Australian Journal of Zoology
Journal Banner
  Evolutionary, molecular and comparative zoology
blank image Search
blank image blank image
blank image
  Advanced Search

Journal Home
About the Journal
Editorial Structure
Online Early
Current Issue
Just Accepted
All Issues
Special Issues
Sample Issue
For Authors
General Information
Submit Article
Author Instructions
Open Access
Awards and Prizes
For Referees
Referee Guidelines
Review an Article
Annual Referee Index
For Subscribers
Subscription Prices
Customer Service
Print Publication Dates
Library Recommendation

blue arrow e-Alerts
blank image
Subscribe to our Email Alert or RSS feeds for the latest journal papers.

red arrow Connect with us
blank image
facebook twitter logo LinkedIn


Article << Previous     |     Next >>   Contents Vol 47(2)

Home-range fidelity in the Australian sleepy lizard, Tiliqua rugosa

C. Michael Bull and Michael J. Freake

Australian Journal of Zoology 47(2) 125 - 132
Published: 1999


A study was conducted at a semi-arid site near Mt Mary, South Australia.

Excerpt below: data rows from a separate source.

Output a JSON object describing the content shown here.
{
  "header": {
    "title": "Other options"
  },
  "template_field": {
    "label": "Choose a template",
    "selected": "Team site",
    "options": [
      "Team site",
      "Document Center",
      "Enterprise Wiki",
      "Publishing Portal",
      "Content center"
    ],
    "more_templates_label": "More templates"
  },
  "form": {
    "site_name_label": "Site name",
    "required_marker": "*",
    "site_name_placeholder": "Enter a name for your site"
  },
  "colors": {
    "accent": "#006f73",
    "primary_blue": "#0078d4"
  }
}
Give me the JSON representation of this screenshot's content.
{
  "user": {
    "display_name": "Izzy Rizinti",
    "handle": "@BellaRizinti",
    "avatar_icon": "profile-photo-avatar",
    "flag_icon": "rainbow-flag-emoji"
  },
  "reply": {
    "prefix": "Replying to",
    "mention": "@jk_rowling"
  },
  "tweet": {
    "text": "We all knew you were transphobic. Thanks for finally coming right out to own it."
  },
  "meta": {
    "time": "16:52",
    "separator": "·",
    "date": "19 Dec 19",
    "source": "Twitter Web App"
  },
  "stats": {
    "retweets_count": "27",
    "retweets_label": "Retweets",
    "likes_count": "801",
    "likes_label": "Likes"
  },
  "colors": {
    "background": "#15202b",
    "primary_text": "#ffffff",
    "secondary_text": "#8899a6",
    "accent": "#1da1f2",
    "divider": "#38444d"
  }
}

Fifty-eight adult sleepy lizards, Tiliqua rugosa, were radio-tagged and regularly located over the spring season, when they are most active, for 2-5 years. Home-range area did not differ between males and females. Changes in home-range position between years were assessed by the distance between home-range centres measured at intervals of one, two, three or four years. Mean distances for successive years were less than the span of the home range in one year. The distance did not differ between sexes, it was not related to lizard size, nor did it increase with increased time interval. This implies that for the resident adult population, lizards retain their home ranges for at least five years, and that the sexes do not differ in their fidelity to home range.

Full text doi:10.1071/ZO99021

© CSIRO 1999

blank image
Subscriber Login

PDF (103 KB) $25
 Export Citation
Legal & Privacy | Contact Us | Help


© CSIRO 1996-2016